  12. Serve warm with a nice vegetable soup.


Triple layer veggie sandwich

Sandwiches are another globally popular and much consumed food. Everyone is sure to have their own recipe for what they like in their sandwich.

The second recipe I wish to share today is a sandwich that is commonly served at kids birthday parties, tea parties and even cocktail events in Sri Lanka. While there might be slightly different ways on how this party snack is made in the country, I am sharing here the way my mother makes them.

Triple layer veggie sandwich

Cooking time: 15 – 20 mins

Makes 2 or 4 sandwiches

Triple layer sandwich


  • Sandwich bread – 4 pieces
  • Carrot – ¼
  • Beetroot – ¼
  • Mint or green peas  – 2 tsp (mint is the more popular choice, though green peas is used in the photo here)
  • Green chilli – ½, finely chopped
  • Onion – ½, finely chopped
  • Low fat sunflower oil margarine – 1 ½ tsp (my mother uses flora margarine)
  • Salt and pepper, to taste

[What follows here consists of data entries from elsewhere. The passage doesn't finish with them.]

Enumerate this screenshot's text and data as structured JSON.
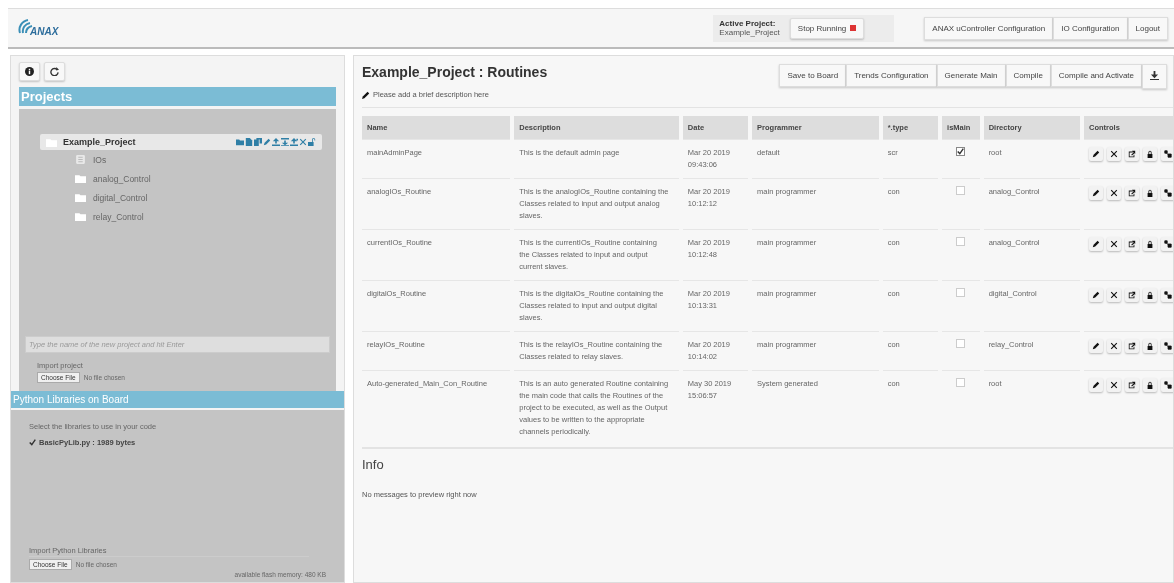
{
  "header": {
    "logo_text": "ANAX",
    "active_project_label": "Active Project:",
    "active_project_name": "Example_Project",
    "stop_button": "Stop Running",
    "nav_buttons": [
      "ANAX uController Configuration",
      "IO Configuration",
      "Logout"
    ]
  },
  "sidebar": {
    "projects_title": "Projects",
    "tree": [
      {
        "label": "Example_Project",
        "selected": true,
        "expanded": true,
        "children": [
          {
            "label": "IOs",
            "kind": "io"
          },
          {
            "label": "analog_Control",
            "kind": "folder"
          },
          {
            "label": "digital_Control",
            "kind": "folder"
          },
          {
            "label": "relay_Control",
            "kind": "folder"
          }
        ]
      }
    ],
    "new_project_placeholder": "Type the name of the new project and hit Enter",
    "import_project_label": "Import project",
    "import_project_button": "Choose File",
    "import_project_status": "No file chosen",
    "libraries_title": "Python Libraries on Board",
    "libraries_hint": "Select the libraries to use in your code",
    "libraries": [
      {
        "label": "BasicPyLib.py : 1989 bytes",
        "checked": true
      }
    ],
    "import_libraries_label": "Import Python Libraries",
    "import_libraries_button": "Choose File",
    "import_libraries_status": "No file chosen",
    "memory": "available flash memory: 480 KB"
  },
  "main": {
    "title": "Example_Project : Routines",
    "description_hint": "Please add a brief description here",
    "toolbar": [
      "Save to Board",
      "Trends Configuration",
      "Generate Main",
      "Compile",
      "Compile and Activate"
    ],
    "table": {
      "columns": [
        "Name",
        "Description",
        "Date",
        "Programmer",
        "*.type",
        "isMain",
        "Directory",
        "Controls"
      ],
      "rows": [
        {
          "name": "mainAdminPage",
          "description": "This is the default admin page",
          "date": "Mar 20 2019",
          "time": "09:43:06",
          "programmer": "default",
          "type": "scr",
          "is_main": true,
          "directory": "root"
        },
        {
          "name": "analogIOs_Routine",
          "description": "This is the analogIOs_Routine containing the Classes related to input and output analog slaves.",
          "date": "Mar 20 2019",
          "time": "10:12:12",
          "programmer": "main programmer",
          "type": "con",
          "is_main": false,
          "directory": "analog_Control"
        },
        {
          "name": "currentIOs_Routine",
          "description": "This is the currentIOs_Routine containing the Classes related to input and output current slaves.",
          "date": "Mar 20 2019",
          "time": "10:12:48",
          "programmer": "main programmer",
          "type": "con",
          "is_main": false,
          "directory": "analog_Control"
        },
        {
          "name": "digitalOs_Routine",
          "description": "This is the digitalOs_Routine containing the Classes related to input and output digital slaves.",
          "date": "Mar 20 2019",
          "time": "10:13:31",
          "programmer": "main programmer",
          "type": "con",
          "is_main": false,
          "directory": "digital_Control"
        },
        {
          "name": "relayIOs_Routine",
          "description": "This is the relayIOs_Routine containing the Classes related to relay slaves.",
          "date": "Mar 20 2019",
          "time": "10:14:02",
          "programmer": "main programmer",
          "type": "con",
          "is_main": false,
          "directory": "relay_Control"
        },
        {
          "name": "Auto-generated_Main_Con_Routine",
          "description": "This is an auto generated Routine containing the main code that calls the Routines of the project to be executed, as well as the Output values to be written to the appropriate channels periodically.",
          "date": "May 30 2019",
          "time": "15:06:57",
          "programmer": "System generated",
          "type": "con",
          "is_main": false,
          "directory": "root"
        }
      ]
    },
    "info_title": "Info",
    "info_message": "No messages to preview right now"
  }
}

  1. Boil or steam carrot and beetroot slices.
  2. Grate separately and add 1 tsp finely chopped onion, ½ tsp margarine and salt and pepper to taste to the two vegetables. Keep aside.
  3. Crush or coarsely grind the boiled green peas or mint with the green chilli and 1 tsp finely chopped onion. Add ½ tsp margarine with salt and pepper to taste and mix well.
  4. Make the sandwich by layering each slice of sandwich bread with one of the vegetables mixtures, starting with the carrot mixture on the first layer, the beetroot mixture on the second and the mint or green peas mixture on the third.
  5. Cut off the edges and cut the sandwich into two or four triple layer, colourful sandwiches.
  6. Serve with hot Sri Lankan tea or fresh fruit juice.

Recipe source: Raji Thillainathan.